■ YOUR TASK
In the data below, which lines hold the word "Uniform"? Copy them.

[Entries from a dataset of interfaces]
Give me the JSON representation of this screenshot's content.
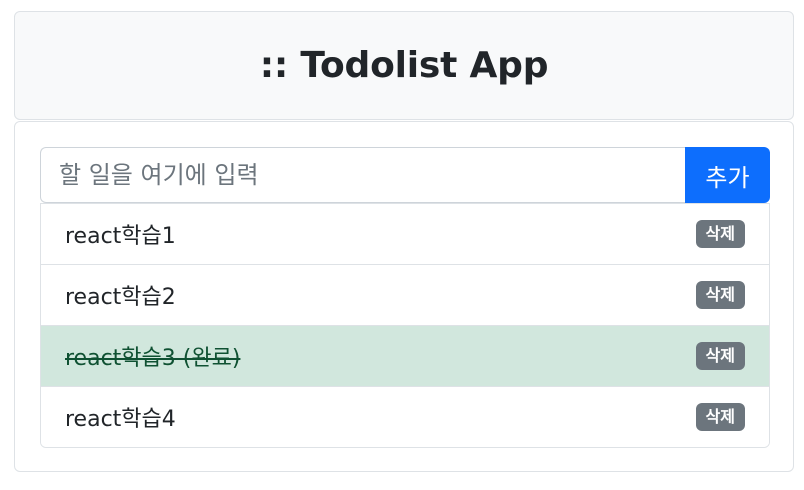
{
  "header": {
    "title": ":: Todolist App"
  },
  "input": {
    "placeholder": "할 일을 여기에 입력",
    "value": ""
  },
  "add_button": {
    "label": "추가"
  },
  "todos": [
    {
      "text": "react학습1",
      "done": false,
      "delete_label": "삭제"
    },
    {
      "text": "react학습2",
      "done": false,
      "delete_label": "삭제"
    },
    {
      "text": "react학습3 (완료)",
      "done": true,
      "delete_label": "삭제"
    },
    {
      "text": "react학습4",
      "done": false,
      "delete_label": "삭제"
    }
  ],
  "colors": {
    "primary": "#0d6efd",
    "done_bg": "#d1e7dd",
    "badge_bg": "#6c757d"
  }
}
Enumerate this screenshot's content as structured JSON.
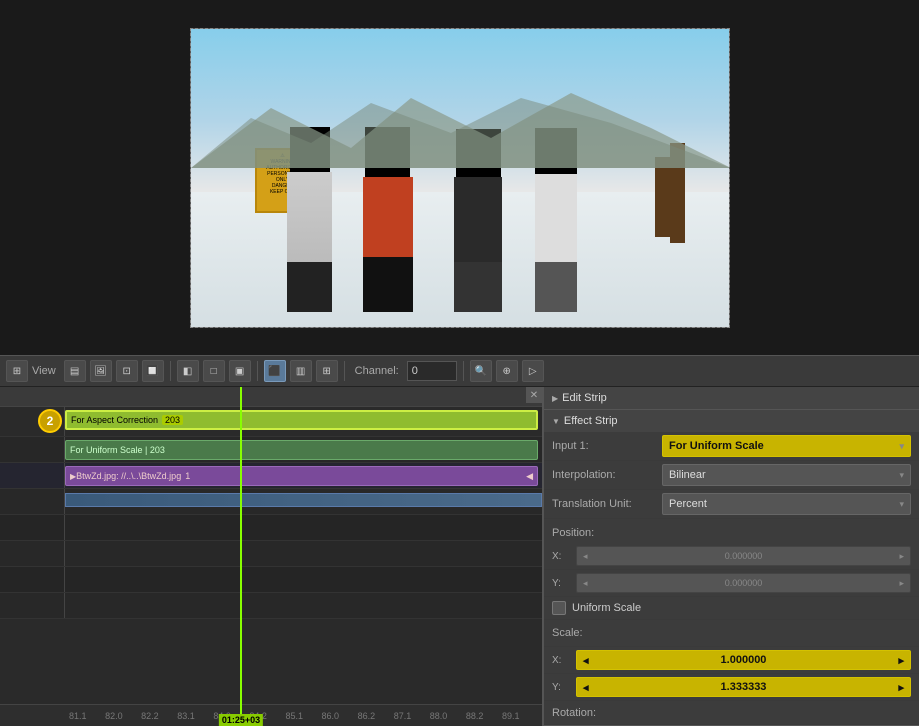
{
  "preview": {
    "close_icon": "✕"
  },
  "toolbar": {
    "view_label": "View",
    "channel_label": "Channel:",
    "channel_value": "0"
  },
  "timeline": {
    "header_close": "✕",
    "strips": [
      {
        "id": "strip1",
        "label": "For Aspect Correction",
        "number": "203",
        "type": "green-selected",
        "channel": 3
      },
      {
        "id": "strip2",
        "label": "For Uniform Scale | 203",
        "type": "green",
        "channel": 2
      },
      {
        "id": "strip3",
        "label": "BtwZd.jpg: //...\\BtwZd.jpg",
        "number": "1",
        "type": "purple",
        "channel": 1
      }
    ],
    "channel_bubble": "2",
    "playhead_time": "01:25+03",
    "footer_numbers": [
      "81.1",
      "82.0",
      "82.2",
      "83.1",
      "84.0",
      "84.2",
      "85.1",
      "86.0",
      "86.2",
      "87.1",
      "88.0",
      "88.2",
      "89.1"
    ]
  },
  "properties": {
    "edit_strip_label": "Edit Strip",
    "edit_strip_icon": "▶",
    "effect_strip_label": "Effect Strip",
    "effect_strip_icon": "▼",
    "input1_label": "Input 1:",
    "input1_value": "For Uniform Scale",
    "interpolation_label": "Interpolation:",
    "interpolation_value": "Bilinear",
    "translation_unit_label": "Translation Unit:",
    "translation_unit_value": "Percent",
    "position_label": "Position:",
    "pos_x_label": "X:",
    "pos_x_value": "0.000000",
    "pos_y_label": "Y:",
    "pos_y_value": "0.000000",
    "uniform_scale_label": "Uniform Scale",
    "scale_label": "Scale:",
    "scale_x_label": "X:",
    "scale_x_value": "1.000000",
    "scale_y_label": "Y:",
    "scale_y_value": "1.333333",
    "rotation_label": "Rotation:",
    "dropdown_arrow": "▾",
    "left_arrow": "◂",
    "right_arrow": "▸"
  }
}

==

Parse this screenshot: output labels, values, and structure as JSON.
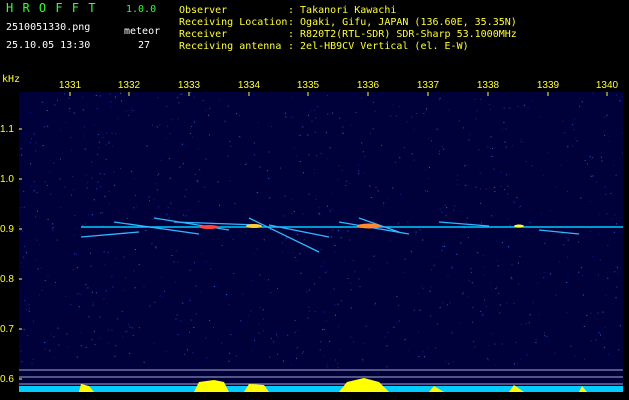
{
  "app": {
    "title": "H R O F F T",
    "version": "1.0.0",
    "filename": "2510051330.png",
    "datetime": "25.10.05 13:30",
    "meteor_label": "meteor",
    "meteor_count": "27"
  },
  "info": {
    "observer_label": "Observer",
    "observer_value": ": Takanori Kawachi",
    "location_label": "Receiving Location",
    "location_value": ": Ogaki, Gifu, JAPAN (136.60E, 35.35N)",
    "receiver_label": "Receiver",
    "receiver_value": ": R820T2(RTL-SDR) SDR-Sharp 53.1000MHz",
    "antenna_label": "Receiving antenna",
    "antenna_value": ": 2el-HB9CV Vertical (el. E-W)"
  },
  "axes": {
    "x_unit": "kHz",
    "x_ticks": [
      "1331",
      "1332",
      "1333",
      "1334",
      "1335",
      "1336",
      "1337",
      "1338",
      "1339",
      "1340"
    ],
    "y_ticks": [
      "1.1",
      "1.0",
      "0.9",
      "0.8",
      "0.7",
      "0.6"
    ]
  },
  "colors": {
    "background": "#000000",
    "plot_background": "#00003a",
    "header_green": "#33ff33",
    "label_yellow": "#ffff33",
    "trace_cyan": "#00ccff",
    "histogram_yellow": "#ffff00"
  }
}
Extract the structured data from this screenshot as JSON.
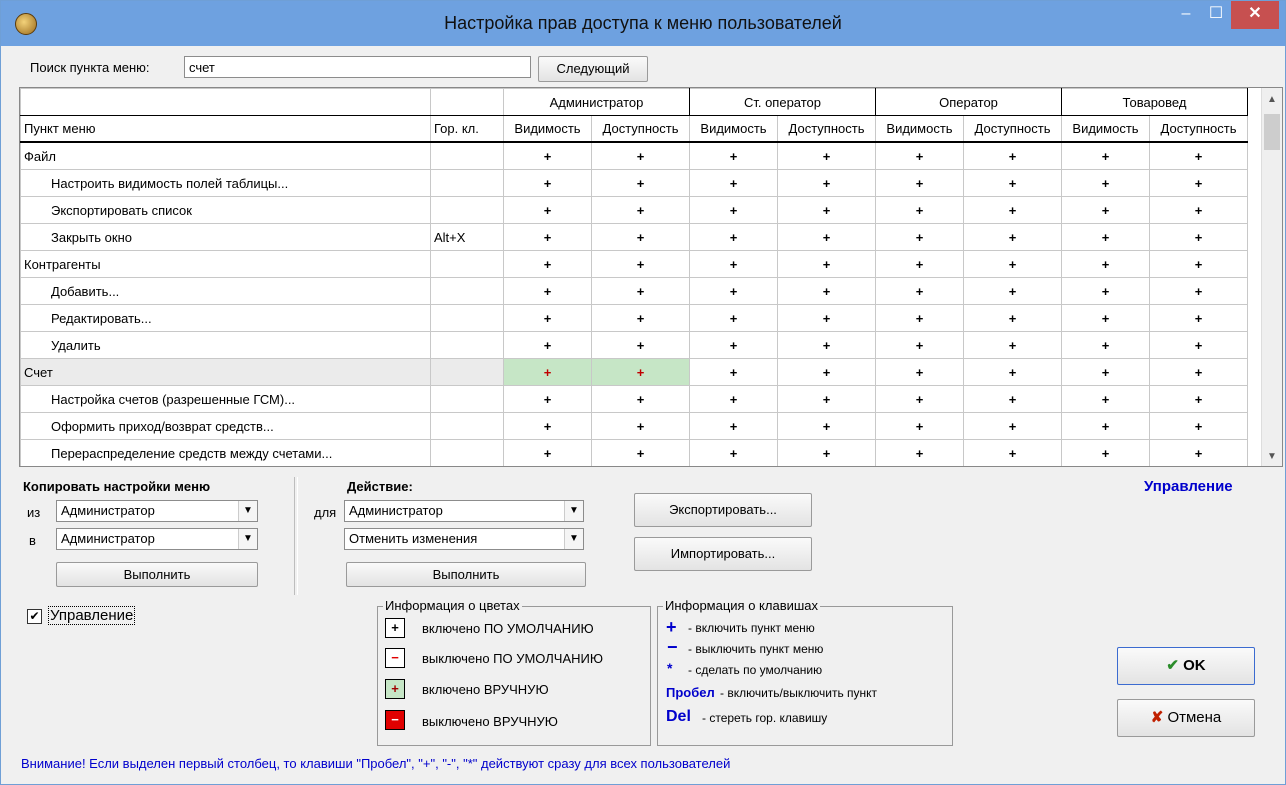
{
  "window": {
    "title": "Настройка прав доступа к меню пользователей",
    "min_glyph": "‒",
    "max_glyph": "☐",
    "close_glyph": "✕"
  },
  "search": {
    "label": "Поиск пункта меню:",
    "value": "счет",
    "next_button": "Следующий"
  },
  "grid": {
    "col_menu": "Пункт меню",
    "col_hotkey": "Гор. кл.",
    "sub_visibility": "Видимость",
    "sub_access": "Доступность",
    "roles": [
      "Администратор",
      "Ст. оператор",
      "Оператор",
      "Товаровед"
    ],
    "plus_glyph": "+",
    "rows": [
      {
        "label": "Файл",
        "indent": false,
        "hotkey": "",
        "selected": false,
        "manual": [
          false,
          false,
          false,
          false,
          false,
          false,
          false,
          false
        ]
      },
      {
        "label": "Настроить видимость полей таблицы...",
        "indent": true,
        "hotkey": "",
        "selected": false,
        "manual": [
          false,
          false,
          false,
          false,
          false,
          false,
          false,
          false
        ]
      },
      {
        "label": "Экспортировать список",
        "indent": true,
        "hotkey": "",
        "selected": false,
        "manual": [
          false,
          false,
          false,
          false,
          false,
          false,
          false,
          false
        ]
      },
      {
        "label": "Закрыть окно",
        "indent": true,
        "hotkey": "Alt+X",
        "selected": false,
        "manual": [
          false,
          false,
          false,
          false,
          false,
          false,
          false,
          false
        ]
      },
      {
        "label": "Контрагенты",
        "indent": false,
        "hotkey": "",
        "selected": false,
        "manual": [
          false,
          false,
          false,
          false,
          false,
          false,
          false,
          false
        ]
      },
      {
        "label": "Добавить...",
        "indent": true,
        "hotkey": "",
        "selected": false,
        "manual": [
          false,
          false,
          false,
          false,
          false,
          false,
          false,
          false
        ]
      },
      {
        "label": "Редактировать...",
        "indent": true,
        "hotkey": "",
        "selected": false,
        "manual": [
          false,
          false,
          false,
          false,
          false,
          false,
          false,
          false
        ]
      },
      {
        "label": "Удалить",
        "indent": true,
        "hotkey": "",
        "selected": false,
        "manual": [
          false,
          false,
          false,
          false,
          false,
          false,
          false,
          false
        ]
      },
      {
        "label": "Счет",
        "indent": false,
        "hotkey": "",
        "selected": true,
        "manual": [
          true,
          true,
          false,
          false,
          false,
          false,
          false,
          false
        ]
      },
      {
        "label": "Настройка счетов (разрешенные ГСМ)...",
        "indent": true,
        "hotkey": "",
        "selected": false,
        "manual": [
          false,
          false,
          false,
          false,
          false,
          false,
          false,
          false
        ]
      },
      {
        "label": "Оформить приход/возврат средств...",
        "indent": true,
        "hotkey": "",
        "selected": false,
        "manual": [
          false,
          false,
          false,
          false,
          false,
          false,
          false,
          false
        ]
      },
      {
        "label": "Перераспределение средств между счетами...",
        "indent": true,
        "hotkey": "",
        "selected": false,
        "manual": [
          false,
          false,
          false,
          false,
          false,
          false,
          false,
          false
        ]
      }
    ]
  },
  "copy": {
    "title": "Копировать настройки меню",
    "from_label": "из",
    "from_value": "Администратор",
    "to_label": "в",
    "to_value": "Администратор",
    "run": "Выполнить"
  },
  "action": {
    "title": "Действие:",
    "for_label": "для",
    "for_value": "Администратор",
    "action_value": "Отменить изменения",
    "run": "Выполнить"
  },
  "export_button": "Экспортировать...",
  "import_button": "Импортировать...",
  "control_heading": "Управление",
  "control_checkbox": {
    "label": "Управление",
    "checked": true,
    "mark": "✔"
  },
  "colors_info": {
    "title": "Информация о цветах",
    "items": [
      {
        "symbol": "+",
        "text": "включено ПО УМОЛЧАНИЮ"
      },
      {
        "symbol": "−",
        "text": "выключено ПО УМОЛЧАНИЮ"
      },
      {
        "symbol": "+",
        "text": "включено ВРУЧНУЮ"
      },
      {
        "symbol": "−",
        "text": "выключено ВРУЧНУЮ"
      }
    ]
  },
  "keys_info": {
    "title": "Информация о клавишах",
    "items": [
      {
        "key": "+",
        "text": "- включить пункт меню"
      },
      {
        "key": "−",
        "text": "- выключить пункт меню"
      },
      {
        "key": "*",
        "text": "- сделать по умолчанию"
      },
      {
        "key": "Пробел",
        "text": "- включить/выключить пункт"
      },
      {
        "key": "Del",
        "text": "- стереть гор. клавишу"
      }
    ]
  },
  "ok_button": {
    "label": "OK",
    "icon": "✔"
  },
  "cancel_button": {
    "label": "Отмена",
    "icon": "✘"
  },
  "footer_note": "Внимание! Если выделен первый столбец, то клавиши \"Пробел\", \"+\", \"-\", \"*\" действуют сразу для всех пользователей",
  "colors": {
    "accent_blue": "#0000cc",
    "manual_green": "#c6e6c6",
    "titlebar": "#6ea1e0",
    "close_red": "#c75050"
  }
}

■ EXERCISE RESULT
        "label": "For Uniform Scale | 203",
    "input1_value": "For Uniform Scale",
    "uniform_scale_label": "Uniform Scale",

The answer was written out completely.